That came as welcome news to one of the Legislature's spiritual leaders, Christian chaplain Lee Watts.
"I'm excited that the legislators will have somewhere to seek God's face and somewhere for the people to go and pray for God's blessing on our government," Watts said Wednesday.
The chapel has been closed for the past year while crews restored pews, installed floor tiles and constructed a wall to enclose shelves filled with noisy communications equipment that had been hidden only by a curtain.
The Frankfort Kiwanis Club originally created the chapel with private funding in the 1960s in what had been a storage room on the second floor of the Capitol, across the hall from what's now the office of Chief Justice John Minton.
No government funding was used on the $10,000 renovation.
"I think that was a wise choice," Watts said.
State Rep. Martha Jane King, the Lewisburg Democrat who speared the renovation, said she wanted to avoid public funding because she feared that might have triggered criticism on grounds of separation of church and state.
The once drab, windowless chapel, which now has LED lighting, had been largely unaltered since it first opened in 1964.
King said a marble engraving of the preamble to the Kentucky Constitution is being added in the renovation. That preamble says the people of Kentucky are "grateful to Almighty God for the civil, political and religious liberties we enjoy."
The chapel, King said, can be used by people of all faiths.

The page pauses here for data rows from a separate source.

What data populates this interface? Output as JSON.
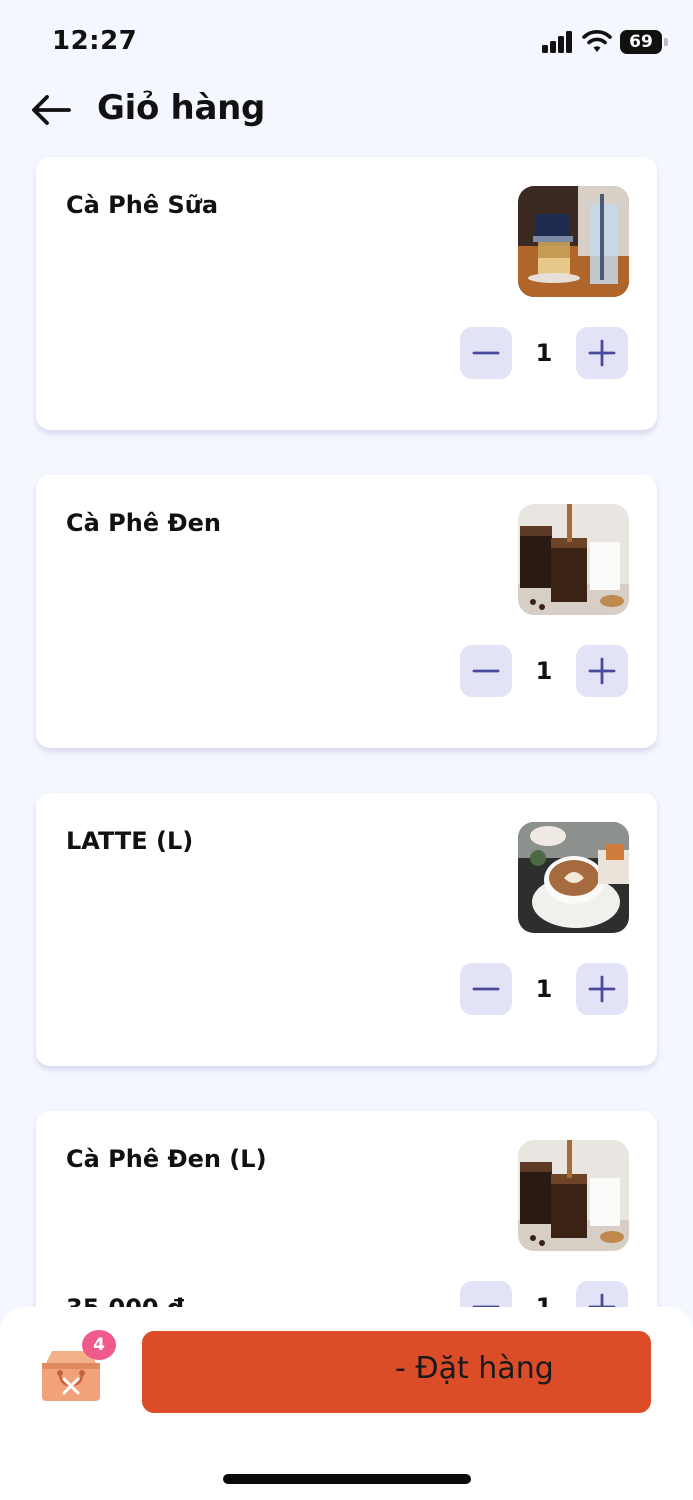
{
  "status_bar": {
    "time": "12:27",
    "battery": "69"
  },
  "header": {
    "title": "Giỏ hàng"
  },
  "cart": {
    "items": [
      {
        "name": "Cà Phê Sữa",
        "price": "",
        "quantity": "1",
        "image": "ca-phe-sua-photo"
      },
      {
        "name": "Cà Phê Đen",
        "price": "",
        "quantity": "1",
        "image": "ca-phe-den-photo"
      },
      {
        "name": "LATTE (L)",
        "price": "",
        "quantity": "1",
        "image": "latte-photo"
      },
      {
        "name": "Cà Phê Đen (L)",
        "price": "35.000 đ",
        "quantity": "1",
        "image": "ca-phe-den-photo"
      }
    ]
  },
  "bottom_bar": {
    "cart_count": "4",
    "order_label": "- Đặt hàng"
  },
  "colors": {
    "background": "#f5f7fe",
    "accent": "#db4c28",
    "qty_button": "#e3e3f8",
    "badge": "#ef5a8b",
    "qty_icon": "#4a4a9a"
  }
}
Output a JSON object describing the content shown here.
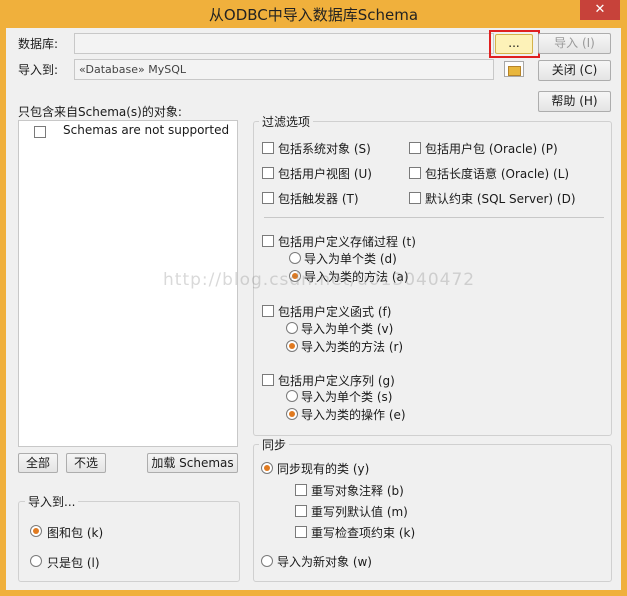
{
  "window": {
    "title": "从ODBC中导入数据库Schema",
    "close_icon": "✕"
  },
  "database": {
    "label": "数据库:",
    "value": "",
    "browse_label": "..."
  },
  "import_to": {
    "label": "导入到:",
    "value": "«Database» MySQL"
  },
  "buttons": {
    "import": "导入 (I)",
    "close": "关闭 (C)",
    "help": "帮助 (H)"
  },
  "schemas": {
    "label": "只包含来自Schema(s)的对象:",
    "items": [
      "Schemas are not supported"
    ],
    "all": "全部",
    "none": "不选",
    "load": "加载 Schemas"
  },
  "filter": {
    "title": "过滤选项",
    "options": [
      "包括系统对象 (S)",
      "包括用户包 (Oracle) (P)",
      "包括用户视图 (U)",
      "包括长度语意 (Oracle) (L)",
      "包括触发器 (T)",
      "默认约束 (SQL Server) (D)"
    ],
    "stored_procs": {
      "label": "包括用户定义存储过程 (t)",
      "radio1": "导入为单个类 (d)",
      "radio2": "导入为类的方法 (a)",
      "selected": 2
    },
    "functions": {
      "label": "包括用户定义函式 (f)",
      "radio1": "导入为单个类 (v)",
      "radio2": "导入为类的方法 (r)",
      "selected": 2
    },
    "sequences": {
      "label": "包括用户定义序列 (g)",
      "radio1": "导入为单个类 (s)",
      "radio2": "导入为类的操作 (e)",
      "selected": 2
    }
  },
  "import_to_group": {
    "title": "导入到...",
    "option1": "图和包 (k)",
    "option2": "只是包 (l)",
    "selected": 1
  },
  "sync": {
    "title": "同步",
    "sync_existing": "同步现有的类 (y)",
    "overwrite_notes": "重写对象注释 (b)",
    "overwrite_defaults": "重写列默认值 (m)",
    "overwrite_checks": "重写检查项约束 (k)",
    "import_new": "导入为新对象 (w)",
    "selected": 1
  },
  "watermark": "http://blog.csdn.net/u013040472"
}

"I just can't tell you how happy I am that we're finally going get it finished," she said.